The task
All of the data needs to come back exactly as written.

Source information
==*==

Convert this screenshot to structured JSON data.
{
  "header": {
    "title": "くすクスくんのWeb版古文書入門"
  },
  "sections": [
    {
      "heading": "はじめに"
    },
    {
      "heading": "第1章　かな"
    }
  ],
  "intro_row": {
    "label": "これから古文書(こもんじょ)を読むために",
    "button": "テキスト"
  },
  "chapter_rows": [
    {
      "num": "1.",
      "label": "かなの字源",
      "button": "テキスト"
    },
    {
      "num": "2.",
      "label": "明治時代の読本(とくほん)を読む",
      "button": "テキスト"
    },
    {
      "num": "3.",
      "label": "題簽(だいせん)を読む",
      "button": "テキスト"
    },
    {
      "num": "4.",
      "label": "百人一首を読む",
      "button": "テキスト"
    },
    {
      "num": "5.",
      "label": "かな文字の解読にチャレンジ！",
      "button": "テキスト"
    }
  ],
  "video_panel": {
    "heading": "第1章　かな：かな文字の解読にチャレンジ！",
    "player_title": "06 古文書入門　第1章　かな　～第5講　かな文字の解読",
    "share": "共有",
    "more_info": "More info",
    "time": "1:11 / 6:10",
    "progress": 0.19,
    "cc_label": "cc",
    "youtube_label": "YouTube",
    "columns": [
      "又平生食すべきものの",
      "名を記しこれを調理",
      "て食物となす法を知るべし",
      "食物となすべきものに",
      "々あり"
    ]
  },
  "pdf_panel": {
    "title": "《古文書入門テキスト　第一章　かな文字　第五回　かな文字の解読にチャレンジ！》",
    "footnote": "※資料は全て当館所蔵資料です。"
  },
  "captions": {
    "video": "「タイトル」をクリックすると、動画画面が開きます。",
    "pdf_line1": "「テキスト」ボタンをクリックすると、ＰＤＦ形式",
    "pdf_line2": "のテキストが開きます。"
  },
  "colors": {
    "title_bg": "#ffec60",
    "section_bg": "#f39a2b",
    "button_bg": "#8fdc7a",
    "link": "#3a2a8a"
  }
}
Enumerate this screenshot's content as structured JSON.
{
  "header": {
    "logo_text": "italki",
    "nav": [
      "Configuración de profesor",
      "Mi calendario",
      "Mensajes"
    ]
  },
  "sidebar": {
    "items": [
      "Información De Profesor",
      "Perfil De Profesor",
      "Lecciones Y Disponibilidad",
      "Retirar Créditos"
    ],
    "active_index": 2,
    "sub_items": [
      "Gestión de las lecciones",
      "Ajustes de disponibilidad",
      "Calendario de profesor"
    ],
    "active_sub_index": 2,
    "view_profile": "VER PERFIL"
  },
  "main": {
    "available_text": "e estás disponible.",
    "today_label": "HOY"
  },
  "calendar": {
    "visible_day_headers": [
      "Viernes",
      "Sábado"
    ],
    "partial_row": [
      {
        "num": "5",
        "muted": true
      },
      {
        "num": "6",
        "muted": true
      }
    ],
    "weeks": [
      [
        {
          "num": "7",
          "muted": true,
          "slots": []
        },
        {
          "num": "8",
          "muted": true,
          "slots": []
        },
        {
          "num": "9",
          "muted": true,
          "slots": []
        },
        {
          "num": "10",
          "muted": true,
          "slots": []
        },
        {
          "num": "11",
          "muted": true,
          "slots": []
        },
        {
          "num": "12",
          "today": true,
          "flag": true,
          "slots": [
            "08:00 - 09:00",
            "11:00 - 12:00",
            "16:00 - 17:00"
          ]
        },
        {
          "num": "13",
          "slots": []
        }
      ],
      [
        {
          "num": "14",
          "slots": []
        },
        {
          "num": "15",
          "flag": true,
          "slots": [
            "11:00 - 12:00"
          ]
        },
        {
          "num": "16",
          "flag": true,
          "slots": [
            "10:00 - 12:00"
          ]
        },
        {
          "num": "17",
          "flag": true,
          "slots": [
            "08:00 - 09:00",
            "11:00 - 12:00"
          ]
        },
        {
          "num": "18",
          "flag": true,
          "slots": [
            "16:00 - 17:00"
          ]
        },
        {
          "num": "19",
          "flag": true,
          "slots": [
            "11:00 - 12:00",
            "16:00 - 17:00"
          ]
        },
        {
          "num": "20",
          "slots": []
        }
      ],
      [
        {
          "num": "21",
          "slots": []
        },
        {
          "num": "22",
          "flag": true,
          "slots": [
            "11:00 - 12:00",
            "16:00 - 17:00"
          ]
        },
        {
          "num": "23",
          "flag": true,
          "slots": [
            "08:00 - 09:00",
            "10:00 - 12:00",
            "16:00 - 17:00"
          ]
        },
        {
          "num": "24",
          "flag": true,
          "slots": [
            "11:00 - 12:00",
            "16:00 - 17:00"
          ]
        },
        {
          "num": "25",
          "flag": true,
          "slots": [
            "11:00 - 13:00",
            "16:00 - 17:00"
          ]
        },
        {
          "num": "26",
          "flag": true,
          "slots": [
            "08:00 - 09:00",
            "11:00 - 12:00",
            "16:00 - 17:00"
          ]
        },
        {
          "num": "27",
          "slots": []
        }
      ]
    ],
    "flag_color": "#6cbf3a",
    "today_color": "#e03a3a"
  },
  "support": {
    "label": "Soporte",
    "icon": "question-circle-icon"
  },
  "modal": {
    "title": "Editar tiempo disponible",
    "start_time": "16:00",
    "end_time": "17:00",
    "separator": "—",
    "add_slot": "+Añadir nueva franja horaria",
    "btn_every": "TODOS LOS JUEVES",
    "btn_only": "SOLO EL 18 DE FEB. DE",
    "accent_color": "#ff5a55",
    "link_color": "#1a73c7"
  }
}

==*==

Output of the exercise
Convert this screenshot to structured JSON data.
{
  "header": {
    "title": "くすクスくんのWeb版古文書入門"
  },
  "sections": [
    {
      "heading": "はじめに"
    },
    {
      "heading": "第1章　かな"
    }
  ],
  "intro_row": {
    "label": "これから古文書(こもんじょ)を読むために",
    "button": "テキスト"
  },
  "chapter_rows": [
    {
      "num": "1.",
      "label": "かなの字源",
      "button": "テキスト"
    },
    {
      "num": "2.",
      "label": "明治時代の読本(とくほん)を読む",
      "button": "テキスト"
    },
    {
      "num": "3.",
      "label": "題簽(だいせん)を読む",
      "button": "テキスト"
    },
    {
      "num": "4.",
      "label": "百人一首を読む",
      "button": "テキスト"
    },
    {
      "num": "5.",
      "label": "かな文字の解読にチャレンジ！",
      "button": "テキスト"
    }
  ],
  "video_panel": {
    "heading": "第1章　かな：かな文字の解読にチャレンジ！",
    "player_title": "06 古文書入門　第1章　かな　～第5講　かな文字の解読",
    "share": "共有",
    "more_info": "More info",
    "time": "1:11 / 6:10",
    "progress": 0.19,
    "cc_label": "cc",
    "youtube_label": "YouTube",
    "columns": [
      "又平生食すべきものの",
      "名を記しこれを調理",
      "て食物となす法を知るべし",
      "食物となすべきものに",
      "々あり"
    ]
  },
  "pdf_panel": {
    "title": "《古文書入門テキスト　第一章　かな文字　第五回　かな文字の解読にチャレンジ！》",
    "footnote": "※資料は全て当館所蔵資料です。"
  },
  "captions": {
    "video": "「タイトル」をクリックすると、動画画面が開きます。",
    "pdf_line1": "「テキスト」ボタンをクリックすると、ＰＤＦ形式",
    "pdf_line2": "のテキストが開きます。"
  },
  "colors": {
    "title_bg": "#ffec60",
    "section_bg": "#f39a2b",
    "button_bg": "#8fdc7a",
    "link": "#3a2a8a"
  }
}
Enumerate this screenshot's content as structured JSON.
{
  "header": {
    "logo_text": "italki",
    "nav": [
      "Configuración de profesor",
      "Mi calendario",
      "Mensajes"
    ]
  },
  "sidebar": {
    "items": [
      "Información De Profesor",
      "Perfil De Profesor",
      "Lecciones Y Disponibilidad",
      "Retirar Créditos"
    ],
    "active_index": 2,
    "sub_items": [
      "Gestión de las lecciones",
      "Ajustes de disponibilidad",
      "Calendario de profesor"
    ],
    "active_sub_index": 2,
    "view_profile": "VER PERFIL"
  },
  "main": {
    "available_text": "e estás disponible.",
    "today_label": "HOY"
  },
  "calendar": {
    "visible_day_headers": [
      "Viernes",
      "Sábado"
    ],
    "partial_row": [
      {
        "num": "5",
        "muted": true
      },
      {
        "num": "6",
        "muted": true
      }
    ],
    "weeks": [
      [
        {
          "num": "7",
          "muted": true,
          "slots": []
        },
        {
          "num": "8",
          "muted": true,
          "slots": []
        },
        {
          "num": "9",
          "muted": true,
          "slots": []
        },
        {
          "num": "10",
          "muted": true,
          "slots": []
        },
        {
          "num": "11",
          "muted": true,
          "slots": []
        },
        {
          "num": "12",
          "today": true,
          "flag": true,
          "slots": [
            "08:00 - 09:00",
            "11:00 - 12:00",
            "16:00 - 17:00"
          ]
        },
        {
          "num": "13",
          "slots": []
        }
      ],
      [
        {
          "num": "14",
          "slots": []
        },
        {
          "num": "15",
          "flag": true,
          "slots": [
            "11:00 - 12:00"
          ]
        },
        {
          "num": "16",
          "flag": true,
          "slots": [
            "10:00 - 12:00"
          ]
        },
        {
          "num": "17",
          "flag": true,
          "slots": [
            "08:00 - 09:00",
            "11:00 - 12:00"
          ]
        },
        {
          "num": "18",
          "flag": true,
          "slots": [
            "16:00 - 17:00"
          ]
        },
        {
          "num": "19",
          "flag": true,
          "slots": [
            "11:00 - 12:00",
            "16:00 - 17:00"
          ]
        },
        {
          "num": "20",
          "slots": []
        }
      ],
      [
        {
          "num": "21",
          "slots": []
        },
        {
          "num": "22",
          "flag": true,
          "slots": [
            "11:00 - 12:00",
            "16:00 - 17:00"
          ]
        },
        {
          "num": "23",
          "flag": true,
          "slots": [
            "08:00 - 09:00",
            "10:00 - 12:00",
            "16:00 - 17:00"
          ]
        },
        {
          "num": "24",
          "flag": true,
          "slots": [
            "11:00 - 12:00",
            "16:00 - 17:00"
          ]
        },
        {
          "num": "25",
          "flag": true,
          "slots": [
            "11:00 - 13:00",
            "16:00 - 17:00"
          ]
        },
        {
          "num": "26",
          "flag": true,
          "slots": [
            "08:00 - 09:00",
            "11:00 - 12:00",
            "16:00 - 17:00"
          ]
        },
        {
          "num": "27",
          "slots": []
        }
      ]
    ],
    "flag_color": "#6cbf3a",
    "today_color": "#e03a3a"
  },
  "support": {
    "label": "Soporte",
    "icon": "question-circle-icon"
  },
  "modal": {
    "title": "Editar tiempo disponible",
    "start_time": "16:00",
    "end_time": "17:00",
    "separator": "—",
    "add_slot": "+Añadir nueva franja horaria",
    "btn_every": "TODOS LOS JUEVES",
    "btn_only": "SOLO EL 18 DE FEB. DE",
    "accent_color": "#ff5a55",
    "link_color": "#1a73c7"
  }
}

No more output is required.